  • Quaternary, Quadruple, Tetrad, Fourfold, Quadripartite



Fourfold Physicalism

February 17, 2018

It is not enough for a wise man to study nature and truth, he should dare state truth for the benefit of the few who are willing and able to think. As for the rest, who are voluntarily slaves of prejudice, they can no more attain truth, than frogs can fly.

— From Man a Machine, by Julien Offray de La Mettrie

Further Reading:







Structures are built from parts.
Parts are reductions of structures.
Functions are assembled from actions.
Actions are the constituents of functions.

[*8.132, *9.104, *10.10]


Enlightenment Now!

February 15, 2018

I want a new enlightenment and I want it now! One replete with:

  • Humanism
  • Reason
  • Science
  • Progress

Or, at least I can read the book.

Further Reading:

Steven Pinker / Enlightenment Now: The Case for Reason, Science, Humanism, and Progress


Pinker’s twitter feed:




Seven Sermons to the Dead, P2

February 14, 2018

Here with inadequate description is another fourfold of entities from Seven Sermons to the Dead.

  • The Pleroma: The spiritual universe as the abode of gods and of the totality of the divine powers and emanations.
  • The Creatura: The living world, subject to perceptual difference, distinction, and information
  • Abraxas: The supreme power of being transcending all divinities and demons and uniting all opposites into one
  • Philemon: Jung’s spiritual guide, the narrator

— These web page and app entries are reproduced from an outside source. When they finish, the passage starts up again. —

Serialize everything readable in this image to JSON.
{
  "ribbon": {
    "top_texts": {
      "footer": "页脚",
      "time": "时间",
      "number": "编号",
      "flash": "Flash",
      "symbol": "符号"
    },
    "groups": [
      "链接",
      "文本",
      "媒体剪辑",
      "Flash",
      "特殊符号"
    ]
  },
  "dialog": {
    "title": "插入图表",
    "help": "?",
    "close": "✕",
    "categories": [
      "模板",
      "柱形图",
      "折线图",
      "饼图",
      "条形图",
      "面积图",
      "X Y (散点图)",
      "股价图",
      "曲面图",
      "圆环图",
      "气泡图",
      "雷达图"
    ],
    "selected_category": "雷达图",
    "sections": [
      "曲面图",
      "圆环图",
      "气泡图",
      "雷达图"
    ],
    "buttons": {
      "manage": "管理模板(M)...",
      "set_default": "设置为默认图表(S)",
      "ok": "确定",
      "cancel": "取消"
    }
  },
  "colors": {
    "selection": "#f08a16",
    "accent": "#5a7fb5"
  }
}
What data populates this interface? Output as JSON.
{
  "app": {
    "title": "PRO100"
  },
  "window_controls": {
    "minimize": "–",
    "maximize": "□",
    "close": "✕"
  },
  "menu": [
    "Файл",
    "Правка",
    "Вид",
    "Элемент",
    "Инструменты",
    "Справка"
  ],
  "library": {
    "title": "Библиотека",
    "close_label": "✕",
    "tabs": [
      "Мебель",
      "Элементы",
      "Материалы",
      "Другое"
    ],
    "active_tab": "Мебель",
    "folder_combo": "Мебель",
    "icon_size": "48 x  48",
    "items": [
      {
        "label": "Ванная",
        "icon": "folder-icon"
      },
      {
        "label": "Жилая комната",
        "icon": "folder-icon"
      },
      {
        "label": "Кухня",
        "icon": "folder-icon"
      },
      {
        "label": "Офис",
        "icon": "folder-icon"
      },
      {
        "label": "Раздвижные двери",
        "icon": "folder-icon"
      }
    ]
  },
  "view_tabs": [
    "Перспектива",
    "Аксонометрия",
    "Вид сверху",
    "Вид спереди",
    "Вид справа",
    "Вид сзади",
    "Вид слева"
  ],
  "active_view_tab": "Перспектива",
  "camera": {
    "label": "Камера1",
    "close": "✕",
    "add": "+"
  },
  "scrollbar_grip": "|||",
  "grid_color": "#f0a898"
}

Further Reading:






Seven Sermons to the Dead

February 11, 2018

Four is the number of the principal gods, as four is the number of the world’s measurements.

One is the beginning, the god-sun.

Two is Eros; for he bindeth twain together and outspreadeth himself in brightness.

Three is the Tree of Life, for it filleth space with bodily forms.

Four is the devil, for he openeth all that is closed. All that is formed of bodily nature doth he dissolve; he is the destroyer in whom everything is brought to nothing.

— Carl Jung, from Seven Sermons to the Dead

Further Reading:






Every Fourth Thing

January 29, 2018

And thence retire me to my Milan, where
Every third thought shall be my grave.

— Prospero, from The Tempest

Every single action.

Every other word.

Every third thought.

Every fourth thing.

Further Reading:

Things, Thoughts, Words, and Actions

On Things, Thoughts, Words, and Actions


I should have ordered this fourfold by 1: words, 2: thoughts, 3: actions, 4: things, as per Richard McKeon. But, I have my reasons.